# Task to complete
Could you find every line in the records below that contains the word "LEFT" and copy it?

----

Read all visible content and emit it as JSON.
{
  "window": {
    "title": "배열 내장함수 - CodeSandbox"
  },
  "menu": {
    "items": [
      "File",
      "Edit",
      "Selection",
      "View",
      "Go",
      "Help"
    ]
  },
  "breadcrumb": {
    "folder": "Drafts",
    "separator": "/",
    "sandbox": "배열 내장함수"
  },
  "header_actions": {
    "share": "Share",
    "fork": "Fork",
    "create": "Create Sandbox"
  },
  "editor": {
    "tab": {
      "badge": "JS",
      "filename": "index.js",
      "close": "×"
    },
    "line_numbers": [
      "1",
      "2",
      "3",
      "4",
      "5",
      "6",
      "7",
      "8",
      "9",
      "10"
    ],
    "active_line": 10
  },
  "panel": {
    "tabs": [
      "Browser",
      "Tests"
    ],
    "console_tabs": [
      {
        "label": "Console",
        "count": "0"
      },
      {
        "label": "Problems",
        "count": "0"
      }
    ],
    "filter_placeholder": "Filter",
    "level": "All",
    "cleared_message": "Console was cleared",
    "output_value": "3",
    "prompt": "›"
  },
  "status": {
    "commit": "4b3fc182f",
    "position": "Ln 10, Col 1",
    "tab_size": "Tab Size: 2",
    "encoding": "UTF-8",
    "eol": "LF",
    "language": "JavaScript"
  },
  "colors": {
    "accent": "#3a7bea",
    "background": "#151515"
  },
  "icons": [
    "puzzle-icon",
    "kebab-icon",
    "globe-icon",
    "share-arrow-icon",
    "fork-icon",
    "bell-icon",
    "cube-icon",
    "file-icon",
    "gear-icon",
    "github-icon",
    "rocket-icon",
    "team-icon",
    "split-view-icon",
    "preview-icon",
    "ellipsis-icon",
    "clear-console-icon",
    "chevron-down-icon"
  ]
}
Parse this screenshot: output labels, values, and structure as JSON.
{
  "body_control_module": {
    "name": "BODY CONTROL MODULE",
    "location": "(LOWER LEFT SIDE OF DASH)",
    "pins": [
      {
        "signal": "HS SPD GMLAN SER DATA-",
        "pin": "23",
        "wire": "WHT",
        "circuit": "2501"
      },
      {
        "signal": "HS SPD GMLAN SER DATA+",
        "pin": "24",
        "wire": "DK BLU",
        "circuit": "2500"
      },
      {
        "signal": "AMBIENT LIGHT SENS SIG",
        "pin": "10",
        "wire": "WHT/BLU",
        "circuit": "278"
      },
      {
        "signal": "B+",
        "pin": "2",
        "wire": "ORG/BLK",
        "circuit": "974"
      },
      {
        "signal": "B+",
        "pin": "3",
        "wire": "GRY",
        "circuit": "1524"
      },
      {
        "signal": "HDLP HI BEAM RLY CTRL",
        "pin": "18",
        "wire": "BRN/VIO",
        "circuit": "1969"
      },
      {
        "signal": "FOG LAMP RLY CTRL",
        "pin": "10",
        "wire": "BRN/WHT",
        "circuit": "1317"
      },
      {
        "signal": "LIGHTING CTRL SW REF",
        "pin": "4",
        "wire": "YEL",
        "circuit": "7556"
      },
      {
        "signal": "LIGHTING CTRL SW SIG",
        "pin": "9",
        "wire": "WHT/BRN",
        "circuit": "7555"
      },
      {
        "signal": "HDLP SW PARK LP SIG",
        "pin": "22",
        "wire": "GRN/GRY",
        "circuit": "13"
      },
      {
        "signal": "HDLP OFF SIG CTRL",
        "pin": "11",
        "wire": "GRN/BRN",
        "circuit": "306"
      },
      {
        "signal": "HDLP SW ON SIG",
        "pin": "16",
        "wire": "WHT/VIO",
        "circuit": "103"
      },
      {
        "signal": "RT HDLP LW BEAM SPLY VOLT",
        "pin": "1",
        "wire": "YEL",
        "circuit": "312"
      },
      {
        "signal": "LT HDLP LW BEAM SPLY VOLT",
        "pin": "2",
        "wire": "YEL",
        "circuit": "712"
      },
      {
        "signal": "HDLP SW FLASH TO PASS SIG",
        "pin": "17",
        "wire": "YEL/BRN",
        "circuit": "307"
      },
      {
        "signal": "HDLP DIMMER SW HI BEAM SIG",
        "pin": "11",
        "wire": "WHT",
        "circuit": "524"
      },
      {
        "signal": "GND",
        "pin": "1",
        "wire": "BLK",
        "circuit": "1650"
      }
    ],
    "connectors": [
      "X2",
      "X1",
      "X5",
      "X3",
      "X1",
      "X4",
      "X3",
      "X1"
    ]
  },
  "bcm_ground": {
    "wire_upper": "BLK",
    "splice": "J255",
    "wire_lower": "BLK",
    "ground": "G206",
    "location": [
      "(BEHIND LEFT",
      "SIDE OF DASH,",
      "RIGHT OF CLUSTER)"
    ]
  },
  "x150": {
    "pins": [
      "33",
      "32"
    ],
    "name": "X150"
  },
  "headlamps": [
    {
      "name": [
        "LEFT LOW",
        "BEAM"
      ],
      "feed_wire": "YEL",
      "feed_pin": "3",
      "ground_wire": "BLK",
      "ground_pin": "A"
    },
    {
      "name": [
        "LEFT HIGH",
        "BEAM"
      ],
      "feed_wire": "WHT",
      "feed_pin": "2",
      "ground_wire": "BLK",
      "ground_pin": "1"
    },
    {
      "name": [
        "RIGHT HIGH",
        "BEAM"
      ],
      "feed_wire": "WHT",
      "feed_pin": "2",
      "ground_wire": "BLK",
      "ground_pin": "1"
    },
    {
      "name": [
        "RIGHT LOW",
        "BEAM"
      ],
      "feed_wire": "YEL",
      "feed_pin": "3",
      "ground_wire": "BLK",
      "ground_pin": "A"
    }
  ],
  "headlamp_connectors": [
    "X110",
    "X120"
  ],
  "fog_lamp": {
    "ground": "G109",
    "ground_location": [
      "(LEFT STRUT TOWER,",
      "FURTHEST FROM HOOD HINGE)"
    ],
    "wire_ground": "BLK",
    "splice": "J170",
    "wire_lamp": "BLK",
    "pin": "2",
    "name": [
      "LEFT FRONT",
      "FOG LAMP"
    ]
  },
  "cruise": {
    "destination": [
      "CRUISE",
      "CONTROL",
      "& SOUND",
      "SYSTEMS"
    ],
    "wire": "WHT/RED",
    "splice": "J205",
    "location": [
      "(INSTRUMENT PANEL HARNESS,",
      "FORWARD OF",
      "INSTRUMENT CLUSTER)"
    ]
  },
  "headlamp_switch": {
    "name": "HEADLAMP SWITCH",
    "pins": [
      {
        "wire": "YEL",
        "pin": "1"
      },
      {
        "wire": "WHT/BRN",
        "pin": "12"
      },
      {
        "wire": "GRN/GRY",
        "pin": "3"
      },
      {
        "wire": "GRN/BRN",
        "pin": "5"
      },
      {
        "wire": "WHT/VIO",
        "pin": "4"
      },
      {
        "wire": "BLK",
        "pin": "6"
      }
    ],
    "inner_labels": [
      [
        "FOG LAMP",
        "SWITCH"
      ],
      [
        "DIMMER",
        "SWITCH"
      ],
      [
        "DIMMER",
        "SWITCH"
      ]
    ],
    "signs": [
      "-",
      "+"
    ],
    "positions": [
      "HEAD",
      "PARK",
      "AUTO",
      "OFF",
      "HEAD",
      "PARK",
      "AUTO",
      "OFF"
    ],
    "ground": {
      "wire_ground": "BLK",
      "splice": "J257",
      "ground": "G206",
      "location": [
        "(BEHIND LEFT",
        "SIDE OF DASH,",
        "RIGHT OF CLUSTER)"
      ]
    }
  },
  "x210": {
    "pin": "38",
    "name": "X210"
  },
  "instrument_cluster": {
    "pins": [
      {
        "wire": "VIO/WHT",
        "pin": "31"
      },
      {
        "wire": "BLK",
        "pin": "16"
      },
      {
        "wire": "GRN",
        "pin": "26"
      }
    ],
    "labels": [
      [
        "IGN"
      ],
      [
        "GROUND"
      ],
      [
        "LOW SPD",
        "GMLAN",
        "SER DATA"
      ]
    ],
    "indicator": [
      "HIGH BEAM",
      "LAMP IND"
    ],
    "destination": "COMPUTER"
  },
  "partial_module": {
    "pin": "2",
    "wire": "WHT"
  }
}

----

# Task answer
    "location": "(LOWER LEFT SIDE OF DASH)",
      "(BEHIND LEFT",
        "LEFT LOW",
        "LEFT HIGH",
      "(LEFT STRUT TOWER,",
      "LEFT FRONT",
        "(BEHIND LEFT",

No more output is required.